Filter the data below, keeping only lines that contain "Tools".

━━ RECORDED INFORMATION ━━

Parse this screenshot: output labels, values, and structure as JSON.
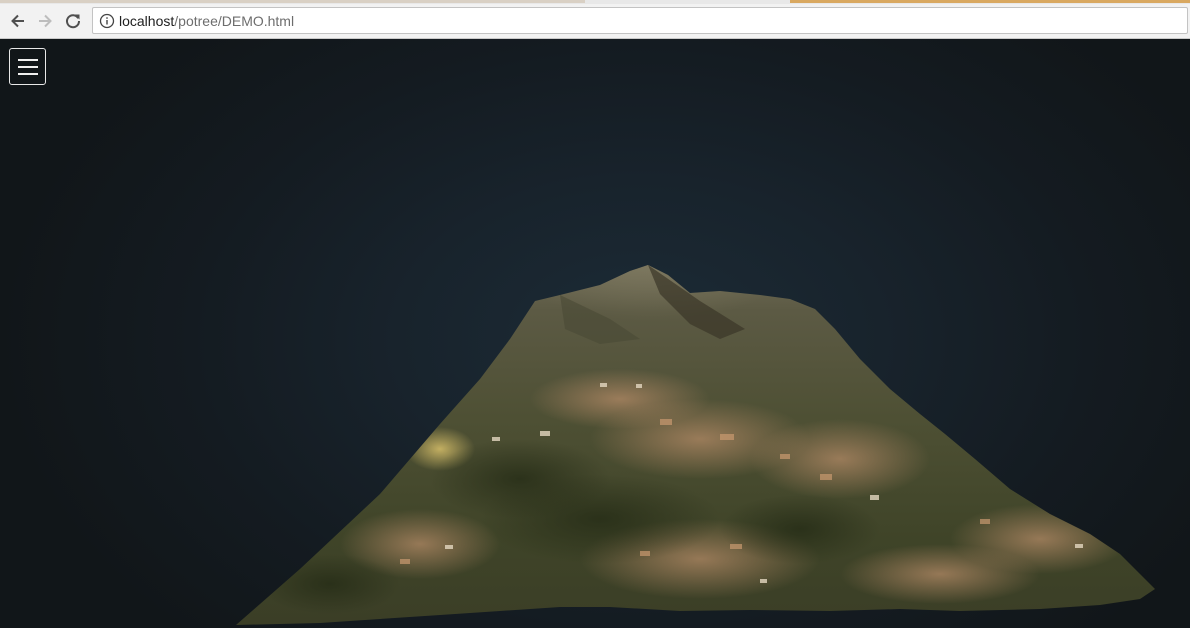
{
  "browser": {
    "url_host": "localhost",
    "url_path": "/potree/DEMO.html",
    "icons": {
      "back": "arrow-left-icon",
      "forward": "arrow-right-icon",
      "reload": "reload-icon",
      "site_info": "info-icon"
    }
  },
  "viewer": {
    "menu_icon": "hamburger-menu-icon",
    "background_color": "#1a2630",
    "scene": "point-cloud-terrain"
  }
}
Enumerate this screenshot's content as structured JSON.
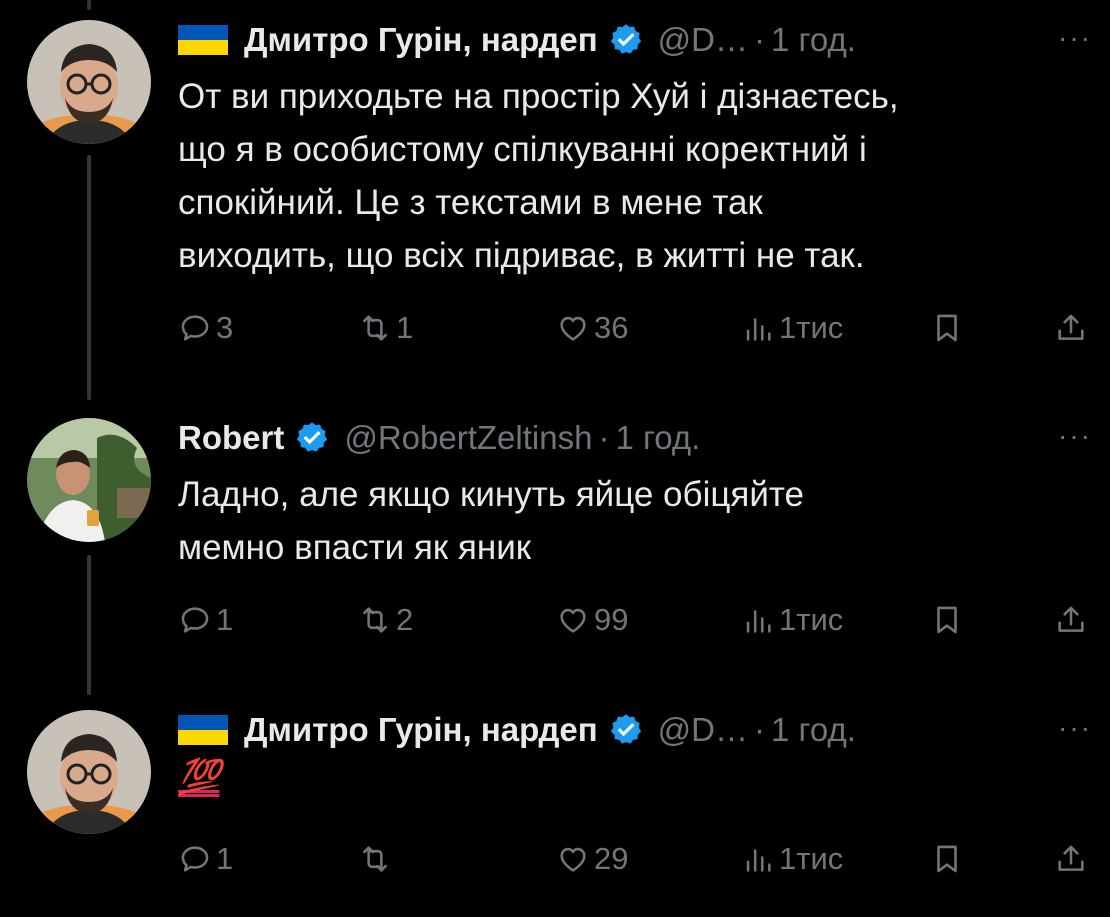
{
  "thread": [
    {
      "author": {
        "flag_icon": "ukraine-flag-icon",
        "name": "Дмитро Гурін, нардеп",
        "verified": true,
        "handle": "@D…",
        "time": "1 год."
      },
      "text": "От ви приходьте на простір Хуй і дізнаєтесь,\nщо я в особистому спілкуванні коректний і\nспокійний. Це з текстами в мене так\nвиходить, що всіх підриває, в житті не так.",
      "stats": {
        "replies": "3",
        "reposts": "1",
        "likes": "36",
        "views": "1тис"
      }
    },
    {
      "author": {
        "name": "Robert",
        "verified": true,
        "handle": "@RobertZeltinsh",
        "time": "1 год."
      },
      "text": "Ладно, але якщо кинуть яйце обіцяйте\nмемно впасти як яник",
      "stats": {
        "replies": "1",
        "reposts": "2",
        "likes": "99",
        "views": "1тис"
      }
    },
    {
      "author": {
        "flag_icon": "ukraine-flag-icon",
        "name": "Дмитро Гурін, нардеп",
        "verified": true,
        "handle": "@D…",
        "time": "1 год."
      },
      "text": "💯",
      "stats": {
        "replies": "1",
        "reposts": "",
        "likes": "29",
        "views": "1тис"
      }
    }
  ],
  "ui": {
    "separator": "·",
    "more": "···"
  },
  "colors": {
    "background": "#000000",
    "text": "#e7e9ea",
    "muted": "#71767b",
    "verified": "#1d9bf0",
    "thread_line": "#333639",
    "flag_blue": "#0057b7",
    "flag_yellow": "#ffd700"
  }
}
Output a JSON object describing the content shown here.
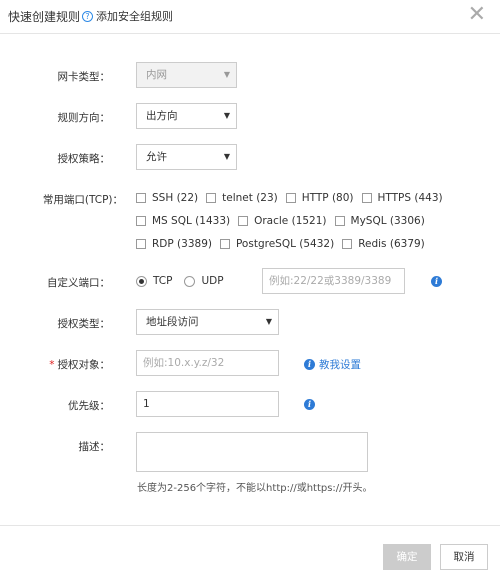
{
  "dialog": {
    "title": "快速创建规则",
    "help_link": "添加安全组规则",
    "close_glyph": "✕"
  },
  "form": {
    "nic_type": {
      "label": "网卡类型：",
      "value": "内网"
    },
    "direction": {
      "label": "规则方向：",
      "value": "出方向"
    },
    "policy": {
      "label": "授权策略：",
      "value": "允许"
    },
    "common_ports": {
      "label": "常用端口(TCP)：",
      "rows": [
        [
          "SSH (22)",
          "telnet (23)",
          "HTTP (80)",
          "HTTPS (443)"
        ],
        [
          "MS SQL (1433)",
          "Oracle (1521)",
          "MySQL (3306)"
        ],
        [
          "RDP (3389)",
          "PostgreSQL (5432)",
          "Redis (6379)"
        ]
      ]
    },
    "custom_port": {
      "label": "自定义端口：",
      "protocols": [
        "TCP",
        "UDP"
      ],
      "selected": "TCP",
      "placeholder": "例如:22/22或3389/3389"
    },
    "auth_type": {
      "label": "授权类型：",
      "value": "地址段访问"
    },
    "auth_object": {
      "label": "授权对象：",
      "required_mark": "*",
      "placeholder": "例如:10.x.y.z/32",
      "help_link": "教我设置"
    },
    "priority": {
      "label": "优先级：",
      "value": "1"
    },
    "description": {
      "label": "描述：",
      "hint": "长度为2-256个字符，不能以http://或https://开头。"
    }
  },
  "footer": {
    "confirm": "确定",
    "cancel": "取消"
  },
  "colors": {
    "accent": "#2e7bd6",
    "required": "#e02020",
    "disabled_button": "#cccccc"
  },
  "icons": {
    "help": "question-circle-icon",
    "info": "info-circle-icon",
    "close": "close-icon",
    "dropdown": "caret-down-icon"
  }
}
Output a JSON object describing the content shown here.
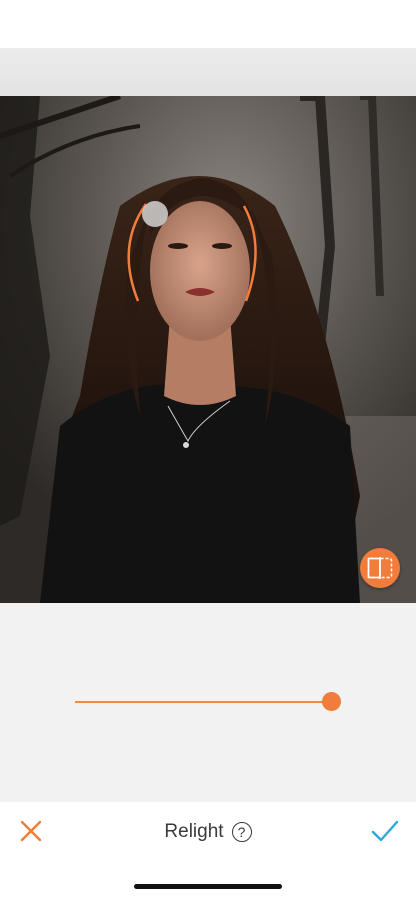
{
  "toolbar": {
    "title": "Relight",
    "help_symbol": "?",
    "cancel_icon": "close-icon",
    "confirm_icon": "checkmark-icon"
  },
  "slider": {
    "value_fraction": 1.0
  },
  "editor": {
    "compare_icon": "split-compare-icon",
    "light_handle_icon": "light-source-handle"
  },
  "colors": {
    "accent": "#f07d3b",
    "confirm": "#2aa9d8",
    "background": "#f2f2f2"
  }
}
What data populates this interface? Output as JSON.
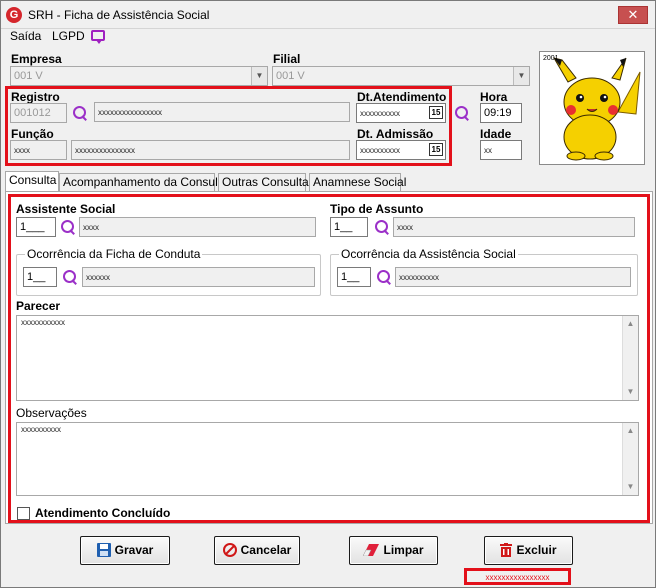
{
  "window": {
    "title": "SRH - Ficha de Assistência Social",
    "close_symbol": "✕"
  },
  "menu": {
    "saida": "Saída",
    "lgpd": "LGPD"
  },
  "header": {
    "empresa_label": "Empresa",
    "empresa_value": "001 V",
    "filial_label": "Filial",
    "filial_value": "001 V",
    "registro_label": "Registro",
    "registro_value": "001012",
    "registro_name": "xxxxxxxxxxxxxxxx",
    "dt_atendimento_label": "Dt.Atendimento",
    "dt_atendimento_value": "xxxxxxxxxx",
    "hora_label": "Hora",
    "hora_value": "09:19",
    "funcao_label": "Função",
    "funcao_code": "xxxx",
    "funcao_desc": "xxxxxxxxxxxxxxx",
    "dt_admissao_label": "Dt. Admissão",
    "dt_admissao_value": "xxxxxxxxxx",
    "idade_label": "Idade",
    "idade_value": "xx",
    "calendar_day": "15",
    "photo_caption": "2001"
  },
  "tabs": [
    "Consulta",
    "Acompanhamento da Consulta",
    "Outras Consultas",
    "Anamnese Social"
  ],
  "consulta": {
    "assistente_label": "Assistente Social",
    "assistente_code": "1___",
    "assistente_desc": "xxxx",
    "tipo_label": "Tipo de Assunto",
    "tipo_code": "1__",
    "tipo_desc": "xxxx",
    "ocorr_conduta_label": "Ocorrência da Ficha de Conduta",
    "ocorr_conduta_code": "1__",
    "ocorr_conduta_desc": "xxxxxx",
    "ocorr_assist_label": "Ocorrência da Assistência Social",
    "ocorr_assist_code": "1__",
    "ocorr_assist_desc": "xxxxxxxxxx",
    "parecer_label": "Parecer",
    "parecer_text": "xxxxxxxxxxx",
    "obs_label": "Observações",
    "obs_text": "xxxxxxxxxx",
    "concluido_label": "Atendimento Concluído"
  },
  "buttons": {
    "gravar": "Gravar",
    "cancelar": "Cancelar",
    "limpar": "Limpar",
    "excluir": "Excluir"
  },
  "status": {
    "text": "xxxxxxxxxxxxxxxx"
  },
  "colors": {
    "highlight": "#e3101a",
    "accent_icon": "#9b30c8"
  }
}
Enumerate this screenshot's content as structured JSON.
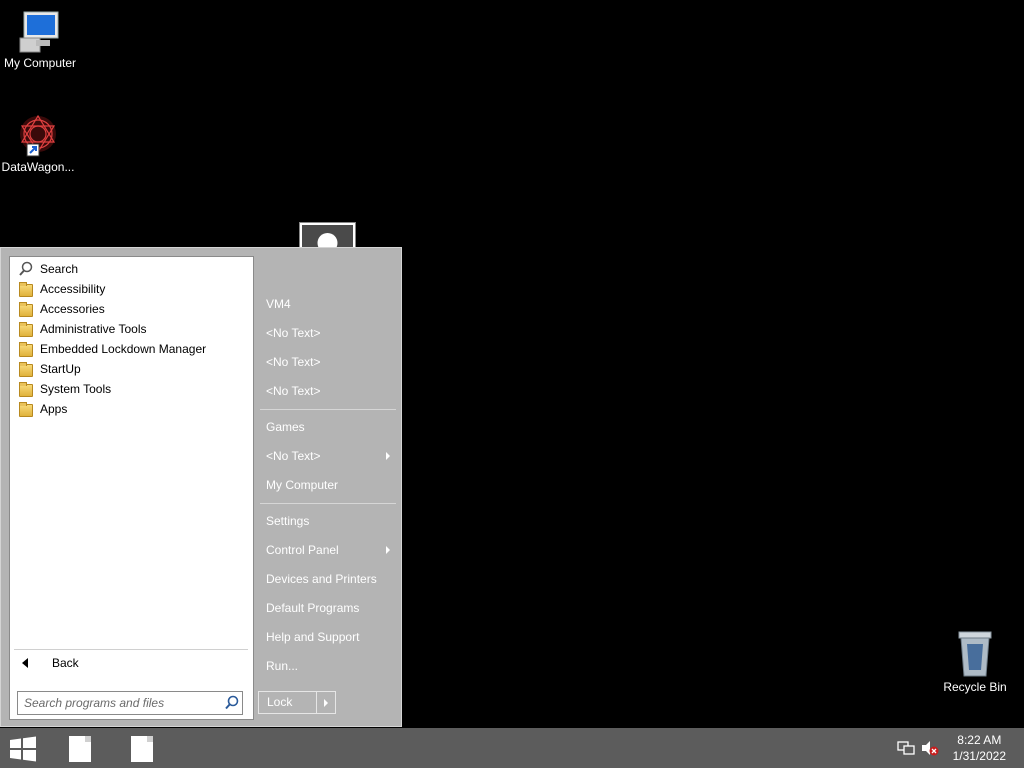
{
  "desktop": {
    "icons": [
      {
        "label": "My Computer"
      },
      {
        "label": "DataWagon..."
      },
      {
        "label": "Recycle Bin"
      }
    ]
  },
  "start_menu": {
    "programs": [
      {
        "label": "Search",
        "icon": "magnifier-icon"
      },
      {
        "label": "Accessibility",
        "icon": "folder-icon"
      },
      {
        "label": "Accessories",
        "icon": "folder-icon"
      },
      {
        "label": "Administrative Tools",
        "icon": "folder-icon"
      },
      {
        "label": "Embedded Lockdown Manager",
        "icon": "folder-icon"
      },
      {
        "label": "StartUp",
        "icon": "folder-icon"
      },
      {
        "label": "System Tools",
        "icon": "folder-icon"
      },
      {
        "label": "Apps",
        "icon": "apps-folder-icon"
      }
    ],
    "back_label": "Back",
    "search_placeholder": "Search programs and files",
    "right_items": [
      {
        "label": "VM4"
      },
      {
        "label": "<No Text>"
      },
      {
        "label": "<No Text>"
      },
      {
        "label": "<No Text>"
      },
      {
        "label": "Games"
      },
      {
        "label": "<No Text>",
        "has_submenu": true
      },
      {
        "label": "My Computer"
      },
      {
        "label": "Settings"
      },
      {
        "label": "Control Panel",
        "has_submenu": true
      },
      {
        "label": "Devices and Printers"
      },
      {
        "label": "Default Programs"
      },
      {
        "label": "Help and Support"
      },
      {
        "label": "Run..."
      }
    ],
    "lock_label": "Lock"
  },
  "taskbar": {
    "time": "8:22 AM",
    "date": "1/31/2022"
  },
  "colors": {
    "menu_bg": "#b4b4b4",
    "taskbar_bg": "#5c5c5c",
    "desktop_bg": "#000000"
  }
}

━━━

ANSWER BELOW:
        "label": "Administrative Tools",
        "label": "System Tools",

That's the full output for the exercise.